__Your assignment__
Copies of all lines containing the string "exec" are needed from the data below.

==== Records for the task ====

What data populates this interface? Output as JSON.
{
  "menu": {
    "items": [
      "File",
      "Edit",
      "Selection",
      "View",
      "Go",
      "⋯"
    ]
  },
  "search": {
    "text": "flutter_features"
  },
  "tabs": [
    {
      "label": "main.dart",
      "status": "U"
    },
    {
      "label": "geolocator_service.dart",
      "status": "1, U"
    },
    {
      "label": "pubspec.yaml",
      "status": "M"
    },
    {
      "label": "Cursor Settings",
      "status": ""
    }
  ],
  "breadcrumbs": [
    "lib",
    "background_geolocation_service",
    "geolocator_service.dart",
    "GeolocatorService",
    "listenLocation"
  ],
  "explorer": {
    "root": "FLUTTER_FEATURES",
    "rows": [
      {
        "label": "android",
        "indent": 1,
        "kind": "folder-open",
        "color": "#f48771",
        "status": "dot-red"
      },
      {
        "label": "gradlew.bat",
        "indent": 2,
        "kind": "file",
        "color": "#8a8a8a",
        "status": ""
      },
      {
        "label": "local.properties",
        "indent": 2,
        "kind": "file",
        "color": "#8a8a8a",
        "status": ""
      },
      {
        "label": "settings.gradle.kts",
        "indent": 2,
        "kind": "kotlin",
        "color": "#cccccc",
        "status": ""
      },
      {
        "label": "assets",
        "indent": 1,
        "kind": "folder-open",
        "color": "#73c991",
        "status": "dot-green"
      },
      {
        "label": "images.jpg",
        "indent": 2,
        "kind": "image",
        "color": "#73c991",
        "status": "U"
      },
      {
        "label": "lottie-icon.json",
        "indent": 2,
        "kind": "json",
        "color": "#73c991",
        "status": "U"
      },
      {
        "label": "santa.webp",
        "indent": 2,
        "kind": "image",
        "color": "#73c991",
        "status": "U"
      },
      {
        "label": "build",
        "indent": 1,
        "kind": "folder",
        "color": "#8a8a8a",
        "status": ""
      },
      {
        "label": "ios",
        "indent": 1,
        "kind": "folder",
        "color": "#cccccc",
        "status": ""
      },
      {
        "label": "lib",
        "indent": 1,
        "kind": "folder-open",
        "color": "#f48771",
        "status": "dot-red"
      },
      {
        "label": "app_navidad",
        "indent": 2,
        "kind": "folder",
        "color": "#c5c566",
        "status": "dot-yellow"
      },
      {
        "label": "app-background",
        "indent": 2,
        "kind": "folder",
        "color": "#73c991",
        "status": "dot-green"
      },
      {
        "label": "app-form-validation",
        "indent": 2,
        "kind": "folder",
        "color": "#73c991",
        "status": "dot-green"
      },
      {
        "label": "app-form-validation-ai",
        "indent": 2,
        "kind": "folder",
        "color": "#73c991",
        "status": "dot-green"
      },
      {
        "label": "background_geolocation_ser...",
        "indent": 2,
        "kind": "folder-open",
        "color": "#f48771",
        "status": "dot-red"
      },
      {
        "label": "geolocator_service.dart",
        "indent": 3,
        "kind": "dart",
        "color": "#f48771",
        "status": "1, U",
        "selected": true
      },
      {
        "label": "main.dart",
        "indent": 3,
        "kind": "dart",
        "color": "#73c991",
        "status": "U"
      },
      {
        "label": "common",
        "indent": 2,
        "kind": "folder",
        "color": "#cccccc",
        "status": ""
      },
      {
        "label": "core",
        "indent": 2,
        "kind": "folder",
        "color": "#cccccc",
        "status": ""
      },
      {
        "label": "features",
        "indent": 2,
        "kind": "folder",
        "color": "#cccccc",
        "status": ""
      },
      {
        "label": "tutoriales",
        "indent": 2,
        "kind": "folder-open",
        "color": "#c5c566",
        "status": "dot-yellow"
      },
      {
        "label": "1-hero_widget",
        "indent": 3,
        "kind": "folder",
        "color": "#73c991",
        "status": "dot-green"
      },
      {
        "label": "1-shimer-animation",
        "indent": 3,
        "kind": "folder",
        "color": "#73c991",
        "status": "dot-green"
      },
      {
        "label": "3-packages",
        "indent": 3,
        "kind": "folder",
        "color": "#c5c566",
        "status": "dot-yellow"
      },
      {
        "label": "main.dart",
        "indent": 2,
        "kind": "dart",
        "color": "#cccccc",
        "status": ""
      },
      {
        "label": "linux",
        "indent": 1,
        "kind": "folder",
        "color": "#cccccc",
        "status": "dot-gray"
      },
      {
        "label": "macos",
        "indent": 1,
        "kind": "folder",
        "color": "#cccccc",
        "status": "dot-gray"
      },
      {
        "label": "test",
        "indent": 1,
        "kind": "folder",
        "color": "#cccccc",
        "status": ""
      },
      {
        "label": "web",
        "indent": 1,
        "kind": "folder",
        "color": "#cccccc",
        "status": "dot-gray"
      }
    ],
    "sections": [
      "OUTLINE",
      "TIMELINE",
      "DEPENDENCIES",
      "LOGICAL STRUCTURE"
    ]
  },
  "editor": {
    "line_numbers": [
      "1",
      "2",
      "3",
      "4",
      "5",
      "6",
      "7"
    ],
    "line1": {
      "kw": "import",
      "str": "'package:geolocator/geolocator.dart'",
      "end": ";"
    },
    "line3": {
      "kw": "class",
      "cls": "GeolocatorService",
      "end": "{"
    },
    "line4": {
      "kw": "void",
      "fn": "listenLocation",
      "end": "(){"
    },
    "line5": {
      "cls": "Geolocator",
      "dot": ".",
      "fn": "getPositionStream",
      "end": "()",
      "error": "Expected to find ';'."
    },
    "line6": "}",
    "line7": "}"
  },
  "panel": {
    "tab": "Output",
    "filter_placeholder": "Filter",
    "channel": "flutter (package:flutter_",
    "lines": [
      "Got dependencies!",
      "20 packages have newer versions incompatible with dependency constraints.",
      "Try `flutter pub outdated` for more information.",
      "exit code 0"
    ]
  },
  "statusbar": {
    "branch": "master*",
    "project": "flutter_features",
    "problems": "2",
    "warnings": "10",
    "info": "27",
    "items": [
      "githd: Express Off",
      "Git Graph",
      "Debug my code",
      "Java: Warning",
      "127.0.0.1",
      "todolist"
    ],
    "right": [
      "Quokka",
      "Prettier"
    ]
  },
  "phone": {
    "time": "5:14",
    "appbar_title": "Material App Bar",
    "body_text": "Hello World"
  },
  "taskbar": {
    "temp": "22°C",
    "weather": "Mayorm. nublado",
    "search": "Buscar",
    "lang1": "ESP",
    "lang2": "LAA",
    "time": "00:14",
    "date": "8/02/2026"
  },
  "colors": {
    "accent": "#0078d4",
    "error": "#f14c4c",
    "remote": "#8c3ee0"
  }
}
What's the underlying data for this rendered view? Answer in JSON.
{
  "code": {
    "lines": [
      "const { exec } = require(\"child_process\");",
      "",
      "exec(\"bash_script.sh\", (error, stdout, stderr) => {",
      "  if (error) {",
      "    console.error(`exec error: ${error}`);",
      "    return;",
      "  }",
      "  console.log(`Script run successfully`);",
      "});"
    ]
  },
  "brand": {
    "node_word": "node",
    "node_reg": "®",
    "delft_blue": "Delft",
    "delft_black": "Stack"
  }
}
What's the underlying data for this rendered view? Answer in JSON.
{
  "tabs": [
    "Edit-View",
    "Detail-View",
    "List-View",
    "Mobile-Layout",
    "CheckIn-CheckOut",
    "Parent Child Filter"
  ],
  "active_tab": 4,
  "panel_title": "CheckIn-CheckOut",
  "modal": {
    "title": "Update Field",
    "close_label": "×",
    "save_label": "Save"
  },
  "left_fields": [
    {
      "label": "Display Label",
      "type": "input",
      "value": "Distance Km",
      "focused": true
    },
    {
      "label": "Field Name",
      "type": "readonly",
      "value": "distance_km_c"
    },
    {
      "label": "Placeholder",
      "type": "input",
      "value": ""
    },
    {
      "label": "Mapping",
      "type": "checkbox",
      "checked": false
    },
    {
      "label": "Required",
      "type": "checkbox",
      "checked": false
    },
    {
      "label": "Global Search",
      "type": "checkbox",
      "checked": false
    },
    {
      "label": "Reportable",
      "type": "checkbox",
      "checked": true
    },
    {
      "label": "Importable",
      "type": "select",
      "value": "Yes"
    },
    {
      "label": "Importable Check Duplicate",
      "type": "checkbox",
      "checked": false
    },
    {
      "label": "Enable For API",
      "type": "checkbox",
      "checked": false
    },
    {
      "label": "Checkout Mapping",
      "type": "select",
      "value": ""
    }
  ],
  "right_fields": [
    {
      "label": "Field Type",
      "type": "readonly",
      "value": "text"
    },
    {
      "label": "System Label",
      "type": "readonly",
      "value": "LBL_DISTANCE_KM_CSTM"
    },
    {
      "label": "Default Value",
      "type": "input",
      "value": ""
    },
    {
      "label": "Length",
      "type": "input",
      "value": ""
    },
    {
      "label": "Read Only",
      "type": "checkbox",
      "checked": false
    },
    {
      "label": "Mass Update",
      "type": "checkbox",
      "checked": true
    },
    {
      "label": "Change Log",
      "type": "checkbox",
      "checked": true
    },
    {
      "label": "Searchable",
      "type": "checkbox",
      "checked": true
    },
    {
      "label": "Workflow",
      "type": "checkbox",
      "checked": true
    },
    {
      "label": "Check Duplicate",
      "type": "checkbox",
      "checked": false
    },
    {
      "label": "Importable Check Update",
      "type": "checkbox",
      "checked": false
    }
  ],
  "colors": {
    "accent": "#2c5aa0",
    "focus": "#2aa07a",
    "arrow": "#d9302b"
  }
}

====

__Expected answer__
      "const { exec } = require(\"child_process\");",
      "exec(\"bash_script.sh\", (error, stdout, stderr) => {",
      "    console.error(`exec error: ${error}`);",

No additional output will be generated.